Survivor was tasked with an almost impossible feat very early in this game: Create a compelling narrative from a story with an inevitable ending. Once Matsing started down its path of impending doom, it was fairly obvious nothing was going to stop its slow and steady march toward tribal death. Instead of twiddling its story thumbs and sticking to the typical script, Survivor instead turned its normal editing style on its head. The result was one of the most visually striking and purely enjoyable episodes of the show in quite a while.
By embracing Matsing’s miserable fate and centering the entire episode’s story around the tribe's desperate effort to simply hold on one more day, the show was able to build an emotional connection to the immunity challenge that is rarely ever—if at all—possible. This wasn’t Survivor as we know it; it was Survivor as horror story, with Matsing as its unwitting stars. This desperation is palpable in every bit of the show leading up to the immunity challenge, with the lingering shots of rain over plaintive music and increasingly morose Matsing sound bites creating an all-or-nothing attitude that inform the challenge in the best way.
It helps that the immunity challenge is finally a bit of a break from the obstacle course/puzzle combinations we’ve been seeing the entire season. Instead, it features brute strength, combined with an obstacle course, combined with a bit of aiming skill at the end, removing most of the brains from the competition and challenging the tribes on pure force. Even though Matsing is forced to use Denise when both other tribes can sit out all of their female members, Matsing takes an early lead in the challenge and appears to be on its way to actually winning. But as Jeff Probst’s screams get more and more insistent, slowly, the other tribes catch up, until everything around Matsing starts to come undone, and it comes down to Matsing versus Kalabaw, with the tribe's life on the line. In an absolutely gorgeous sequence, the show milks every drop of tension out of the moment, employing swelling music, slow motion, and an epically heartbreaking shot of Kalabaw snatching victory right in front of Matsing’s eyes. It’s simultaneously exciting and tragic in a way I almost forgot Survivor could even be.

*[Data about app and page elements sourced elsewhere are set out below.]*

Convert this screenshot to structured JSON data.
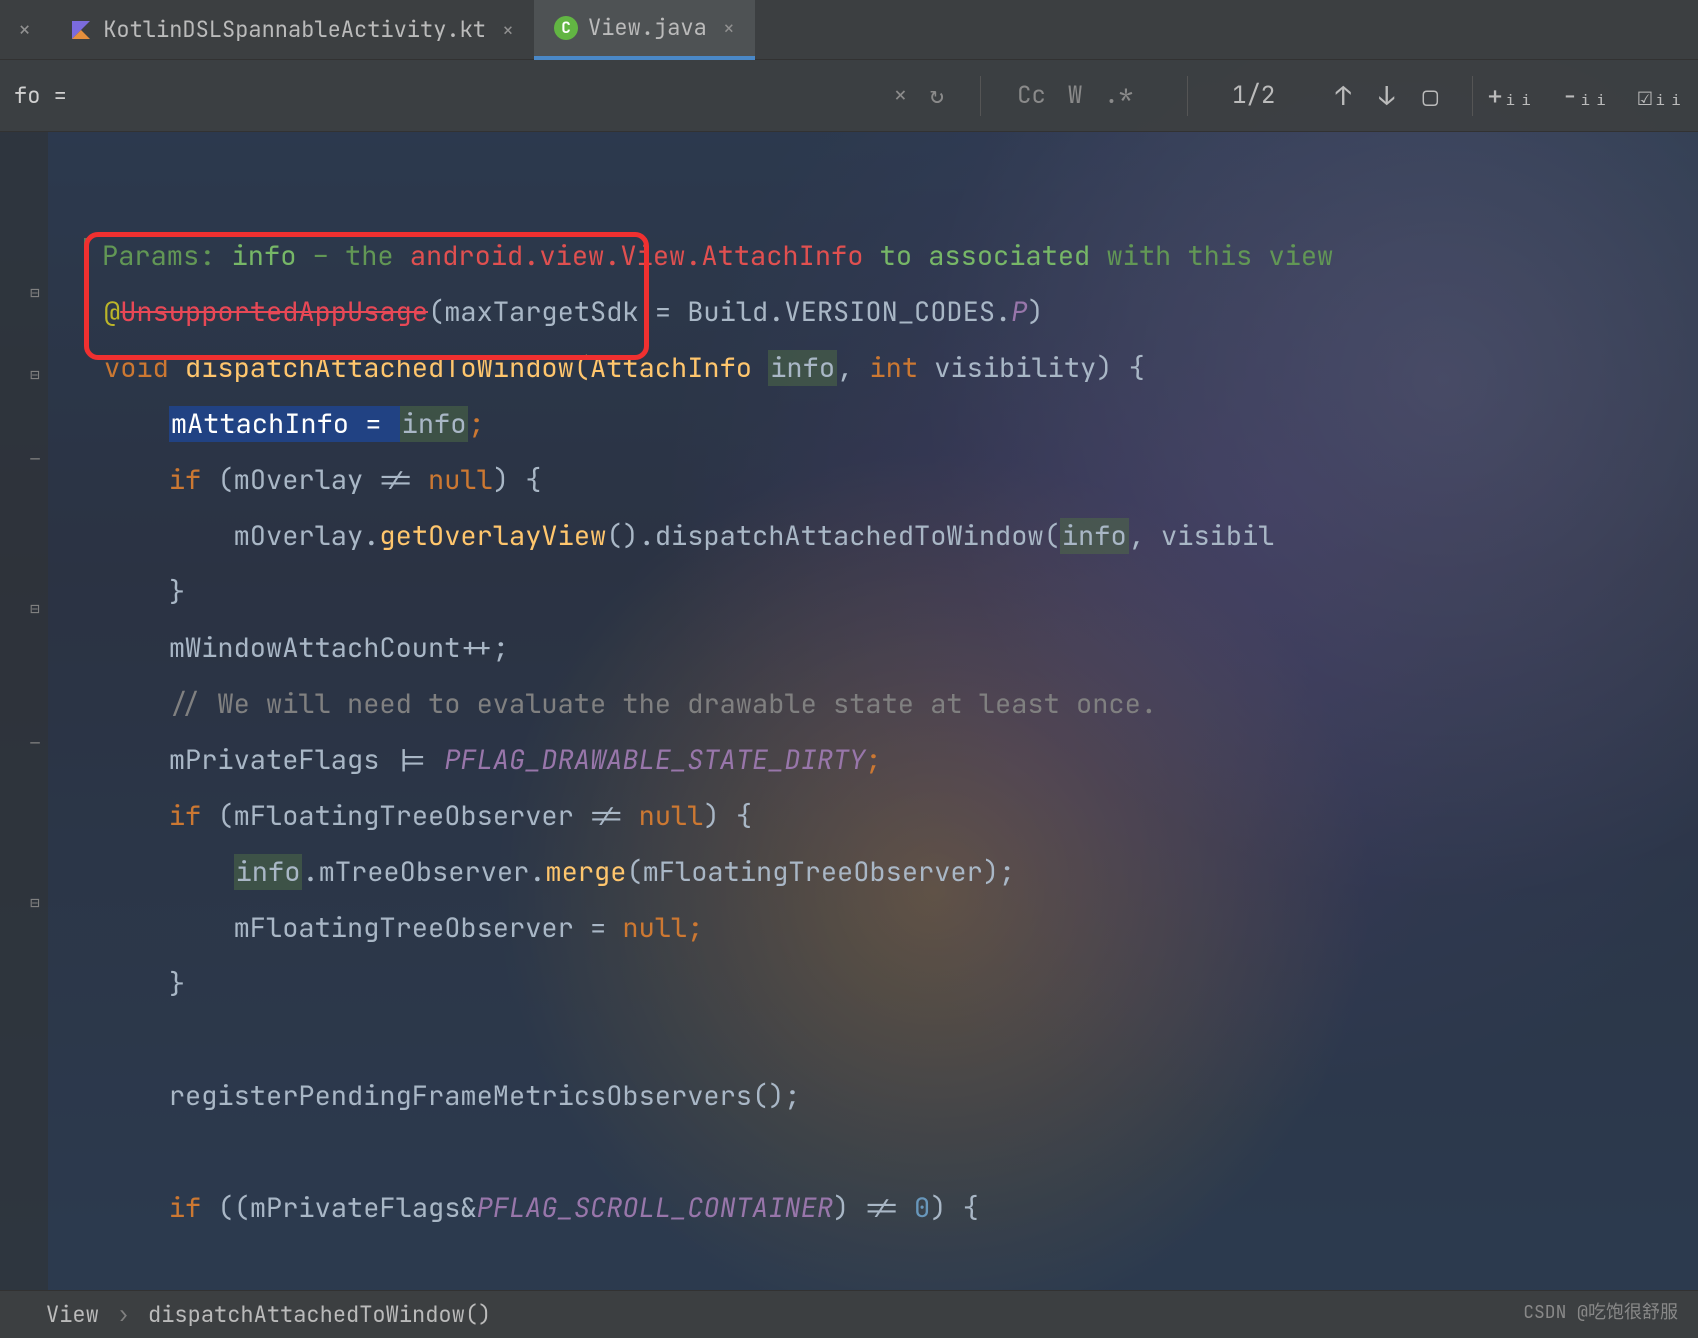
{
  "tabs": {
    "first_close": "×",
    "kotlin": {
      "label": "KotlinDSLSpannableActivity.kt",
      "close": "×"
    },
    "view": {
      "label": "View.java",
      "close": "×"
    }
  },
  "find": {
    "prefix": "fo =",
    "close": "×",
    "reset": "↻",
    "cc": "Cc",
    "word": "W",
    "regex": ".*",
    "count": "1/2",
    "up": "↑",
    "down": "↓",
    "select_all": "▢",
    "add": "+ᵢᵢ",
    "remove": "−ᵢᵢ",
    "check": "☑ᵢᵢ"
  },
  "code": {
    "doc_prefix": "Params: ",
    "doc_info": "info",
    "doc_dash": " – the ",
    "doc_link": "android.view.View.AttachInfo",
    "doc_assoc": " to associated",
    "doc_with": " with this view",
    "anno_at": "@",
    "anno_name": "UnsupportedAppUsage",
    "anno_args1": "(maxTargetSdk = Build.VERSION_CODES.",
    "anno_p": "P",
    "anno_args2": ")",
    "sig_void": "void",
    "sig_name": " dispatchAttachedToWindow(AttachInfo ",
    "sig_info": "info",
    "sig_comma": ", ",
    "sig_int": "int",
    "sig_vis": " visibility) {",
    "asn_field": "mAttachInfo",
    "asn_eq": " = ",
    "asn_info": "info",
    "asn_semi": ";",
    "if1": "if",
    "if1_cond": " (mOverlay != ",
    "null": "null",
    "if1_end": ") {",
    "ov_line1": "mOverlay.",
    "ov_method": "getOverlayView",
    "ov_line2": "().dispatchAttachedToWindow(",
    "ov_info": "info",
    "ov_line3": ", visibil",
    "brace_close": "}",
    "wac": "mWindowAttachCount++;",
    "comment": "// We will need to evaluate the drawable state at least once.",
    "pf_line1": "mPrivateFlags |= ",
    "pf_const": "PFLAG_DRAWABLE_STATE_DIRTY",
    "pf_semi": ";",
    "if2": "if",
    "if2_cond": " (mFloatingTreeObserver != ",
    "if2_end": ") {",
    "mrg1": "info",
    "mrg2": ".mTreeObserver.",
    "mrg_method": "merge",
    "mrg3": "(mFloatingTreeObserver);",
    "fto": "mFloatingTreeObserver = ",
    "fto_semi": ";",
    "reg": "registerPendingFrameMetricsObservers();",
    "if3": "if",
    "if3_cond1": " ((mPrivateFlags&",
    "if3_const": "PFLAG_SCROLL_CONTAINER",
    "if3_cond2": ") != ",
    "if3_zero": "0",
    "if3_end": ") {"
  },
  "breadcrumb": {
    "view": "View",
    "sep": "›",
    "method": "dispatchAttachedToWindow()"
  },
  "watermark": "CSDN @吃饱很舒服"
}
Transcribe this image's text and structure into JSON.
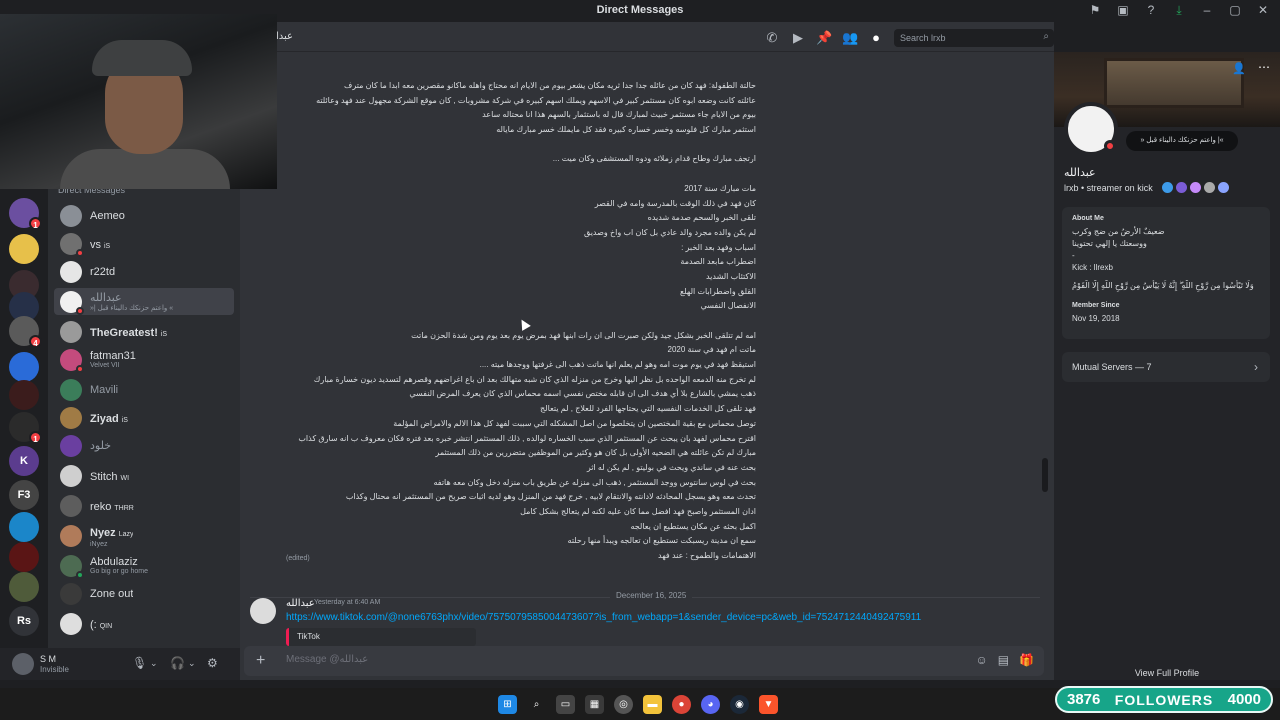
{
  "window": {
    "title": "Direct Messages"
  },
  "chat_header": {
    "name": "عبدا",
    "search_placeholder": "Search lrxb"
  },
  "dm_list": {
    "header": "Direct Messages",
    "items": [
      {
        "name": "Aemeo",
        "sub": "",
        "tag": ""
      },
      {
        "name": "vs",
        "sub": "",
        "tag": "iS"
      },
      {
        "name": "r22td",
        "sub": "",
        "tag": ""
      },
      {
        "name": "عبدالله",
        "sub": "»| واعتم حزنكك داليناء قبل «",
        "tag": ""
      },
      {
        "name": "TheGreatest!",
        "sub": "",
        "tag": "iS"
      },
      {
        "name": "fatman31",
        "sub": "Velvet VII",
        "tag": ""
      },
      {
        "name": "Mavili",
        "sub": "",
        "tag": ""
      },
      {
        "name": "Ziyad",
        "sub": "",
        "tag": "iS"
      },
      {
        "name": "خلود",
        "sub": "",
        "tag": ""
      },
      {
        "name": "Stitch",
        "sub": "",
        "tag": "WI"
      },
      {
        "name": "reko",
        "sub": "",
        "tag": "THRR"
      },
      {
        "name": "Nyez",
        "sub": "iNyez",
        "tag": "Lazy"
      },
      {
        "name": "Abdulaziz",
        "sub": "Go big or go home",
        "tag": ""
      },
      {
        "name": "Zone out",
        "sub": "",
        "tag": ""
      },
      {
        "name": "(:",
        "sub": "",
        "tag": "QIN"
      }
    ]
  },
  "user_panel": {
    "name": "S M",
    "status": "Invisible"
  },
  "message1": {
    "lines": [
      "حالتة الطفولة: فهد كان من عائله جدا جدا ثريه مكان يشعر بيوم من الايام انه محتاج واهله ماكانو مقصرين معه ابدا ما كان مترف",
      "عائلته كانت وضعه ابوه كان مستثمر كبير في الاسهم ويملك اسهم كبيره في شركة مشروبات , كان موقع الشركة مجهول عند فهد وعائلته",
      "بيوم من الايام جاء مستثمر خبيث لمبارك قال له باستثمار بالسهم هذا انا محتاله ساعد",
      "استثمر مبارك كل فلوسه وخسر خساره كبيره فقد كل مايملك خسر مبارك ماياله",
      "",
      "ارتجف مبارك وطاح قدام زملائه ودوه المستشفى وكان ميت ...",
      "",
      "مات مبارك سنة 2017",
      "كان فهد في ذلك الوقت بالمدرسة وامه في القصر",
      "تلقى الخبر والسحم صدمة شديده",
      "لم يكن والده مجرد والد عادي بل كان اب واخ وصديق",
      "اسباب وفهد بعد الخبر :",
      "اضطراب مابعد الصدمة",
      "الاكتئاب الشديد",
      "القلق واضطرابات الهلع",
      "الانفصال النفسي",
      "",
      "امه لم تتلقى الخبر بشكل جيد ولكن صبرت الى ان رات ابنها فهد بمرض يوم بعد يوم ومن شدة الحزن ماتت",
      "ماتت ام فهد في سنة 2020",
      "استيقظ فهد في يوم موت امه وهو لم يعلم انها ماتت ذهب الى غرفتها ووجدها ميته ....",
      "لم تخرج منه الدمعه الواحده بل نظر اليها وخرج من منزله الذي كان شبه متهالك بعد ان باع اغراضهم وقصرهم لتسديد ديون خسارة مبارك",
      "ذهب يمشي بالشارع بلا أي هدف الى ان قابله مختص نفسي اسمه محماس الذي كان يعرف المرض النفسي",
      "فهد تلقى كل الخدمات النفسيه التي يحتاجها الفرد للعلاج , لم يتعالج",
      "توصل محماس مع بقية المختصين ان يتخلصوا من اصل المشكله التي سببت لفهد كل هذا الالم والامراض المؤلمة",
      "اقترح محماس لفهد بان يبحث عن المستثمر الذي سبب الخساره لوالده , ذلك المستثمر انتشر خبره بعد فتره فكان معروف ب انه سارق كذاب",
      "مبارك لم تكن عائلته هي الضحيه الأولى بل كان هو وكثير من الموظفين متضررين من ذلك المستثمر",
      "بحث عنه في ساندي ويحث في بوليتو , لم يكن له اثر",
      "بحث في لوس سانتوس ووجد المستثمر , ذهب الى منزله عن طريق باب منزله دخل وكان معه هاتفه",
      "تحدث معه وهو يسجل المحادثه لادانته والانتقام لابيه , خرج فهد من المنزل وهو لديه اثبات صريح من المستثمر انه محتال وكذاب",
      "ادان المستثمر واصبح فهد افضل مما كان عليه لكنه لم يتعالج بشكل كامل",
      "اكمل بحثه عن مكان يستطيع ان يعالجه",
      "سمع ان مدينة ريسبكت تستطيع ان تعالجه ويبدأ منها رحلته",
      "الاهتمامات والطموح : عند فهد"
    ],
    "edited_label": "(edited)"
  },
  "date_divider": "December 16, 2025",
  "message2": {
    "author": "عبدالله",
    "time": "Yesterday at 6:40 AM",
    "link": "https://www.tiktok.com/@none6763phx/video/7575079585004473607?is_from_webapp=1&sender_device=pc&web_id=7524712440492475911",
    "embed_title": "TikTok"
  },
  "composer": {
    "placeholder": "Message @عبدالله"
  },
  "profile": {
    "display_name": "عبدالله",
    "username": "lrxb",
    "activity": "streamer on kick",
    "status_bubble": "»| واعتم حزنكك داليناء قبل «",
    "about_title": "About Me",
    "about_lines": [
      "ضعيفٌ الأرضُ من ضج وكرب",
      "ووسعتك يا إلهي تحتوينا",
      "-",
      "Kick : llrexb",
      "وَلَا تَيْأَسُوا مِن رَّوْحِ اللَّهِ ۖ إِنَّهُ لَا يَيْأَسُ مِن رَّوْحِ اللَّهِ إِلَّا الْقَوْمُ"
    ],
    "member_since_title": "Member Since",
    "member_since": "Nov 19, 2018",
    "mutual_servers": "Mutual Servers — 7",
    "view_full": "View Full Profile"
  },
  "overlay": {
    "followers_current": "3876",
    "followers_label": "FOLLOWERS",
    "followers_goal": "4000"
  },
  "colors": {
    "accent": "#5865f2",
    "link": "#00a8fc",
    "dnd": "#f23f43",
    "online": "#23a55a",
    "followers_bg": "#17a589"
  }
}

The beauty of this episode is that the heartbreak doesn’t end there: the show rolls right along with the tide of Matsing, embracing this crushing defeat and slowing down its pace to match the tribal mood. The episode even finds time for a strange little Russell and Denise conversation, a slow sojourn into Russell’s childhood psyche. This conversation is great because it fits perfectly with the mood, but also because the way Denise gets Russell to open up to her and then slyly shifts into game mode is a great indicator of her as a player and how potentially great she could be at this game if given a chance. Between her and Malcolm, Matsing at least has some great personalities to make up for its horrible challenge skills.
The episode cleverly comes to a head by emphasizing just how strange this elimination will be, with only two people left in Matsing afterward and so much power available to each one of them at this moment. Even though it seems obvious that Malcolm and Denise will stick together and vote Russell out, to the show’s credit it manages to present the vote in a way where it almost seems like the precise thing you are expecting just might not happen. Even Tribal is a lighthearted round robin of an affair, with everyone just telling Probst why everyone else should be voted out, in the most jovial way possible. After being in the trenches together these past few days, Malcolm, Denise, and Russell almost rise above this misery at Tribal and simply talk about the game with no other agenda. It’s a fun ride to go on with them.
In the end, Malcolm and Denise stick together and vote Russell out, and Matsing is now down to two. How much longer the show will let the tribe go on like this is anyone’s guess—I figured it would merge this week with only three left—but if being put into narrative corners like this inspires great episodes like this one, I say keep that tribe together until it dissolves into dust.
- Tandang is still dealing with Abi’s insanity, but this time, Pete is using it to his advantage to drive a permanent wedge between her and RC by planting the immunity idol clue in RC’s bag where Abi can find it. Evil, yet awesome.
- Kalabaw is turning into a boys vs. girls club, with Jeff, Jonathan, and Carter (who?) deciding to work together. Dawson—who is turning out to be a really savvy player—realizes what’s happening and puts together a tentative female alliance in retaliation.
- I’m pretty sure tonight was the first time the third female in the Kalabaw tribe spoke, and I still don’t know her name. There’s Dawson, Dana, and that girl. You know. The other one.
- Malcolm, on Russell: “He’s met my low expectations the entire time through.”